An essay from G.K. Chesterton begins, “In all the current controversies, people begin at the wrong end as readily as at the right end; never stopping to consider which is really the end.”(1) In a world very impressed with our ability to create and acquire our own high-tech “carts,” putting the cart before the horse comes very naturally. Even very thoughtful people can fail to think through the point of all their thinking. Chesterton continues, “One very common form of the blunder is to make modern conditions an absolute end and then try to fit human necessities to that end, as if they were only a means. Thus people say, ‘Home life is not suited to the business life of today.’ Which is as if they said, ‘Heads are not suited to the sort of hats now in fashion.'” His observations are akin to the experiment of Solomon. Cutting a child in two to meet the demand of two mothers is hardly fixing what we might call the “Child Problem.”
The reverse of the end and the means is hardly a modern problem, though some argue the trend is increasing. As C.S. Lewis observed many years ago, logic seems to be no longer valued as a subject in schools. Never having taken logic as a school subject, or even noticed its absence for that matter, I might agree the observation still rings with some truth. But any critique of illogic is perhaps startling when juxtaposed by how much we currently seem to value a constant surge of information. In the chorus of incessant infotainment, T.S. Eliot’s lament from “The Rock” seems almost a heretical voice:

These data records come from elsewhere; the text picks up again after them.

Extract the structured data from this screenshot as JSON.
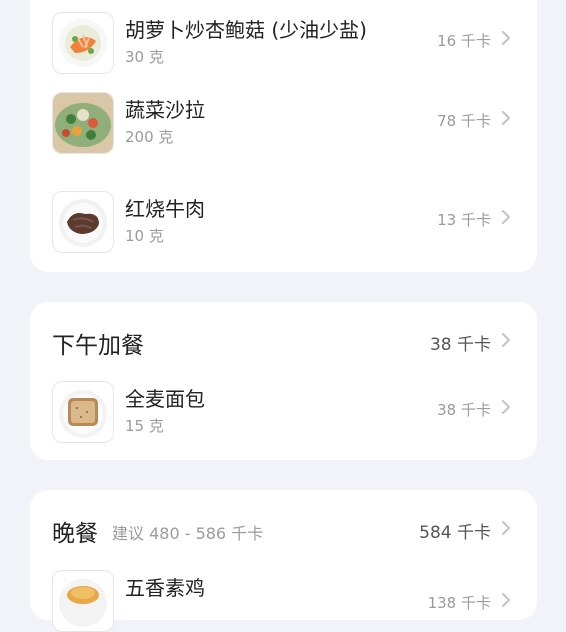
{
  "lunch": {
    "items": [
      {
        "name": "胡萝卜炒杏鲍菇 (少油少盐)",
        "qty": "30 克",
        "kcal": "16 千卡",
        "icon": "carrot-mushroom-dish-icon"
      },
      {
        "name": "蔬菜沙拉",
        "qty": "200 克",
        "kcal": "78 千卡",
        "icon": "vegetable-salad-icon"
      },
      {
        "name": "红烧牛肉",
        "qty": "10 克",
        "kcal": "13 千卡",
        "icon": "braised-beef-icon"
      }
    ]
  },
  "snack": {
    "title": "下午加餐",
    "kcal": "38 千卡",
    "items": [
      {
        "name": "全麦面包",
        "qty": "15 克",
        "kcal": "38 千卡",
        "icon": "whole-wheat-bread-icon"
      }
    ]
  },
  "dinner": {
    "title": "晚餐",
    "suggestion": "建议 480 - 586 千卡",
    "kcal": "584 千卡",
    "items": [
      {
        "name": "五香素鸡",
        "qty": "",
        "kcal": "138 千卡",
        "icon": "five-spice-tofu-icon"
      }
    ]
  },
  "colors": {
    "background": "#f2f3f8",
    "card": "#ffffff",
    "muted": "#9a9aa2"
  }
}
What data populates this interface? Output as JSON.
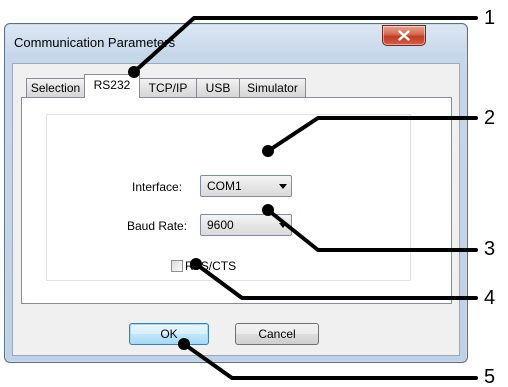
{
  "window": {
    "title": "Communication Parameters"
  },
  "tabs": [
    {
      "label": "Selection"
    },
    {
      "label": "RS232",
      "active": true
    },
    {
      "label": "TCP/IP"
    },
    {
      "label": "USB"
    },
    {
      "label": "Simulator"
    }
  ],
  "rs232": {
    "interface_label": "Interface:",
    "interface_value": "COM1",
    "baud_label": "Baud Rate:",
    "baud_value": "9600",
    "rts_label": "RTS/CTS",
    "rts_checked": false
  },
  "buttons": {
    "ok": "OK",
    "cancel": "Cancel"
  },
  "callouts": [
    "1",
    "2",
    "3",
    "4",
    "5"
  ],
  "colors": {
    "close_button": "#c23b22",
    "default_button_border": "#3c7fb1"
  },
  "icons": {
    "close": "close-icon",
    "dropdown": "chevron-down-icon"
  }
}
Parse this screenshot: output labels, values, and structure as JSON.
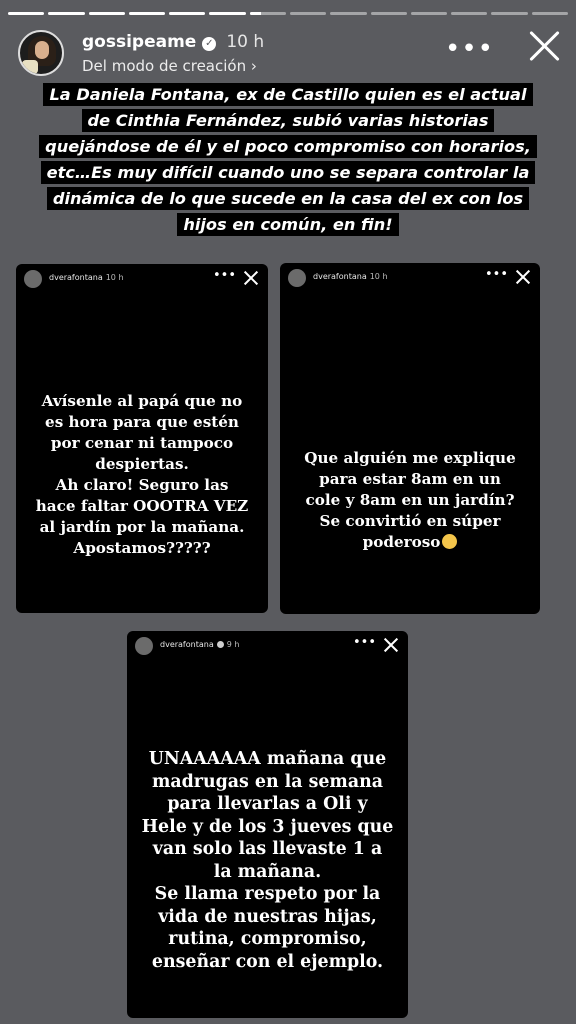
{
  "story": {
    "progress": [
      1,
      1,
      1,
      1,
      1,
      1,
      0.3,
      0,
      0,
      0,
      0,
      0,
      0,
      0
    ],
    "username": "gossipeame",
    "time": "10 h",
    "subtitle": "Del modo de creación ›",
    "more_icon": "more-icon",
    "close_icon": "close-icon"
  },
  "caption": {
    "lines": [
      "La Daniela Fontana, ex de Castillo quien es el actual",
      "de Cinthia Fernández, subió varias historias",
      "quejándose de él y el poco compromiso con horarios,",
      "etc…Es muy difícil cuando uno se separa controlar la",
      "dinámica de lo que sucede en la casa del ex con los",
      "hijos en común, en fin!"
    ]
  },
  "cards": [
    {
      "username": "dverafontana",
      "time": "10 h",
      "text": "Avísenle al papá que no\nes hora para que estén\npor cenar ni tampoco\ndespiertas.\nAh claro! Seguro las\nhace faltar OOOTRA VEZ\nal jardín por la mañana.\nApostamos?????"
    },
    {
      "username": "dverafontana",
      "time": "10 h",
      "text": "Que alguién me explique\npara estar 8am en un\ncole y 8am en un jardín?\nSe convirtió en súper\npoderoso"
    },
    {
      "username": "dverafontana",
      "time": "9 h",
      "text": "UNAAAAAA mañana que\nmadrugas en la semana\npara llevarlas a Oli y\nHele y de los 3 jueves que\nvan solo las llevaste 1 a\nla mañana.\nSe llama respeto por la\nvida de nuestras hijas,\nrutina, compromiso,\nenseñar con el ejemplo."
    }
  ]
}
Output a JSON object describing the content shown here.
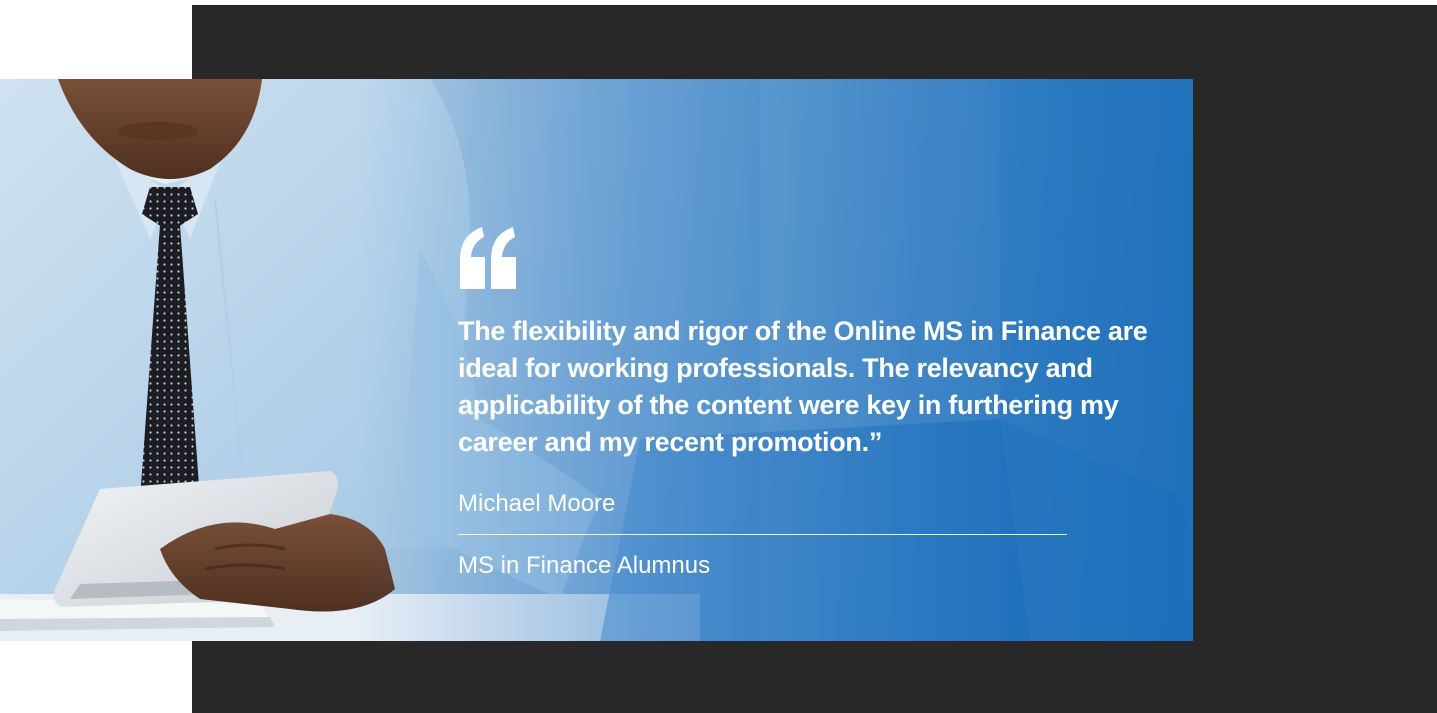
{
  "testimonial": {
    "quote": "The flexibility and rigor of the Online MS in Finance are ideal for working professionals. The relevancy and applicability of the content were key in furthering my career and my recent promotion.”",
    "author": "Michael Moore",
    "role": "MS in Finance Alumnus"
  },
  "icons": {
    "quote_mark": "quote-open-icon"
  },
  "colors": {
    "dark_panel": "#282828",
    "accent_blue": "#0f67b7",
    "text": "#ffffff"
  }
}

Where is the Life we have lost in living?
Where is the wisdom we have lost in knowledge?
Where is the knowledge we have lost in information?
The cycles of Heaven in twenty centuries
Bring us farther from God and nearer to the Dust.
The inconsistency of information-dependence and logic-disinterest aside, the silent battle within our over-stimulated ethos of options and information seems to become one against indifference. Weary from pleasure and choice, apathy becomes a major obstacle. We get to the point where we do not even remotely care whether the horse or the cart comes first.
In the book recounting the lineage of Israel’s Kings, Elijah went before a people who had grown indifferent to the differences between Baal and Yahweh. “How long will you waver between two opinions?” Elijah asked them. “‘If the LORD is God, follow him; but if Baal is God, then follow him.’ But the people said nothing” (1 Kings 18:21).
Cultural commentators note among us a similar indifference. While there is an increasing interest in spirituality and a desire to locate deeper meaning in life and experience, we waver between the gods and goods that seem to offer any answers. And while the need to pursue meaning is certainly a cultural insight we do well to cultivate, the danger is perhaps in allowing this desire to be the end in itself, the goal by which God or Buddha or nature might serve as a means to fill. Like the men and women before Elijah, our illogic is only compounded by our indifference. Should we attempt to fulfill our spiritual voids without first asking why they are there? Could not the desire itself exist because the God of creation, the beginning and the end, placed it within? If the LORD is God, why would I not want to follow?
When Elijah asked the prophets of Baal to call him to reveal himself, the test of truth was not avoided, but the ultimate decision was still before the people. “Then they called on the name of Baal from morning till noon. ‘O Baal, answer us!’ they shouted. But there was no response; no one answered. No one paid attention” (1 Kings 18:26). In a loud voice Elijah then called out, “Answer me, O LORD, answer me, so these people will know that you, O LORD, are God, and that you are turning their hearts back again” (1 Kings 18:37). The fire of the LORD immediately fell upon the altar. And when the people saw this, they fell prostrate and cried, “The Lord indeed is God; the Lord indeed is God!”
In this season of Lent a similar invitation looms large before any who seek. We are invited both to see anew our motivations and the reasons of our own hearts. We are invited to examine the call of Christ to follow him to the Cross, wherever it might lead. At the end of that road, however tumultuous the means, we shall perhaps find that it was always Christ who carried us. Even now, he is among us, one worthy of being our end. If the LORD is God, why would we not want to follow?
Jill Carattini is managing editor of A Slice of Infinity at Ravi Zacharias International Ministries in Atlanta, Georgia.
(1) G.K. Chesterton, As I was Saying (Grand Rapids: Eerdmans, 1985), 63.